Female Japanese knuckleballer lands in America
CHICO, Calif. — Eri Yoshida is like many girls her age. She has an affinity for torn blue jeans, loves music and giggles uncontrollably, sometimes for no reason at all.
The 18-year-old Japanese teen also throws a pretty mean knuckleball, which she hopes to parlay into a professional baseball career.
Yoshida was introduced on Friday as a member of the Chico Outlaws, a minor league team that plays in the independent Golden Baseball League. The press conference came less than two weeks after Yoshida graduated from high school and only a few hours after she landed in San Francisco following a flight from Tokyo.
"This is such a real opportunity for me to be here and to play for this team in America," Yoshida said through an interpreter. "I will try the best I can and will work really hard as much as I can. I'd really like to show what I can do on the mound."
Yoshida already owns the distinction of being the first female to be drafted by a professional team in Japan, having been selected in the seventh round of the 2009 draft by the Kobe 9 Cruise. Now she's ready to tackle America.
Chico manager Garry Templeton and team president Mike Marshall, both former major leaguers, came across Yoshida while she was pitching in the Arizona Winter League recently. Yoshida pitched in 10 games for the Yuma Scorpions, going 1-1 with a 4.79 ERA.
Already she's become a national story in the United States. The Outlaws have received requests for Yoshida to appear on the CBS Evening News with Katie Couric and on Jimmy Kimmel Live, and a combination of local and international media turned out Friday.
Yoshida didn't disappoint.
She entered the room flashing a bright smile and wearing blue jeans with huge rips near the knee and on her left leg. She also had on a pair of red Nike hightop shoes, which matched perfectly with her new red Outlaws hat and white No. 3 jersey.
"She wants to pursue her dream of playing in the major leagues, either in Japan or the United States," Marshall said. "We thought (this) would be a great place for her to start. She really is that driven."
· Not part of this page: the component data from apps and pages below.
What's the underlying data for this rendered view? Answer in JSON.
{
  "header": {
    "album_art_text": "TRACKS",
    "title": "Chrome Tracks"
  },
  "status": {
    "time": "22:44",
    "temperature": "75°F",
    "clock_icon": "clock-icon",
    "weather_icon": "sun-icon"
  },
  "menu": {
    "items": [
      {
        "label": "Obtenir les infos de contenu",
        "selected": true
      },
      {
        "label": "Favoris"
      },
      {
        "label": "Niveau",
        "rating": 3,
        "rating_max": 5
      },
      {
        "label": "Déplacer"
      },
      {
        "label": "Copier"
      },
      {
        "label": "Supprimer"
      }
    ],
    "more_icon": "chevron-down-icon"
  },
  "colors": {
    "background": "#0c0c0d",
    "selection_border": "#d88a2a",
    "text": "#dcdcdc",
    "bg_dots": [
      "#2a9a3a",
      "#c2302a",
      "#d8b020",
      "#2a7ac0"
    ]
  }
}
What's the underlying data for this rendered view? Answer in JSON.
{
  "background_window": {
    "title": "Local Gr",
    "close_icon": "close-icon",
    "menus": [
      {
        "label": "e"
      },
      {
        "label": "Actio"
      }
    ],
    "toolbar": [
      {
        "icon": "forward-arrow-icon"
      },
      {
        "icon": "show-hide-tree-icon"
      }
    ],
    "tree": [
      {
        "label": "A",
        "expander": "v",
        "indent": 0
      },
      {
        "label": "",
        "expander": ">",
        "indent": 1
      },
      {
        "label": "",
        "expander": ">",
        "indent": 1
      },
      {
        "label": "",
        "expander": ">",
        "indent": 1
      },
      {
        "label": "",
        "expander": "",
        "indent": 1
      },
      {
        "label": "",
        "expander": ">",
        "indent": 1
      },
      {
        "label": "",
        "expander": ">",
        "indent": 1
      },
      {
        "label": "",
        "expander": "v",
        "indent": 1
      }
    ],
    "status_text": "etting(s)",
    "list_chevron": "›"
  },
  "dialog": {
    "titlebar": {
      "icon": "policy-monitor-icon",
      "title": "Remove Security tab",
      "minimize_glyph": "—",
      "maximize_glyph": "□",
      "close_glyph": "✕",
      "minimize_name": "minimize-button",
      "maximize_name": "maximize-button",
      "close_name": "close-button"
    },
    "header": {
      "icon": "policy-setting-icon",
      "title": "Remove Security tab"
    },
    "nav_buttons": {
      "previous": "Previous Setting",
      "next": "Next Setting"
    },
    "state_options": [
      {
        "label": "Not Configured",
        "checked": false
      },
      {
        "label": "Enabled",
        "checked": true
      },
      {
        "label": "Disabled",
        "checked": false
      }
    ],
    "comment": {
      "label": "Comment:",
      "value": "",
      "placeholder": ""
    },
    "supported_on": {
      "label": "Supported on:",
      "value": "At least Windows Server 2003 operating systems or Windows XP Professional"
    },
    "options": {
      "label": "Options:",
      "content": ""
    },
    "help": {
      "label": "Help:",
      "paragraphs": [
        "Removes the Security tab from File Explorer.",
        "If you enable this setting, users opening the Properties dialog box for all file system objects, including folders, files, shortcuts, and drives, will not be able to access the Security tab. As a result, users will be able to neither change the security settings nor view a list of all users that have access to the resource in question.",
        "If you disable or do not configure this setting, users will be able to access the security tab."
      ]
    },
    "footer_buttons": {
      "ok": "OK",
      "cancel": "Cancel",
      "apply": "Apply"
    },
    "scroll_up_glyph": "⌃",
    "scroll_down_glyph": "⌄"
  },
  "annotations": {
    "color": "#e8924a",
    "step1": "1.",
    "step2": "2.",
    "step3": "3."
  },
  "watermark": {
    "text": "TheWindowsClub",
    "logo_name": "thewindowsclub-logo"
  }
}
What makes Yoshida's story so unique — besides being an 18-year-old female trying to make it in a male-dominated sport — is that her primary pitch is a knuckleball. She taught herself to throw the pitch after watching videos of Boston's Tim Wakefield, and quickly became comfortable with it.
Yoshida met Wakefield when the Red Sox were in spring training this year.
"That was a big surprise to me," Yoshida said. "There are so many things I didn't know about but he really showed me how to get a target when I throw the knuckleball. That was the best advice I got."
Yoshida is expected to pitch in an intrasquad game for Chico next week. The Outlaws will be in spring training for the next two weeks before opening the regular season at Tijuana. Yoshida likely won't pitch until the team returns home in late May.
When she does, she'll become the first female to play professionally in America since Ila Borders in 1997.
"I want to give her a chance to get her legs underneath her," Templeton said. "She brings a lot to the table. Either she did a lot of studying or she had a great mentor growing up in Japan, because I saw her do some things in the AWL that I was kind of shocked. I didn't think she knew that much about the game."
Yoshida will have a separate area to dress inside the Outlaws' clubhouse, but otherwise will go through the same rigors of spring training as her new teammates.
Templeton, who is in his first season with the Outlaws, said Yoshida has a chance to do well based on her work ethic.
"It might be tough but I think she has a shot at," Templeton said. "If a lady has a chance to make it, it probably will be a knuckleballer. A knuckleballer gets guys out. She also has two other pitches she throws pretty well, her fastball and her slider."
Yoshida grew up with an older brother playing baseball, and though softball is very popular in Japan, the then-second grader made up her mind to try baseball.
She hasn't looked back since.
"I really want to go out and start playing," Yoshida said. "The United States is the best as far as baseball and I still have to learn so much. I'm excited and ready for it."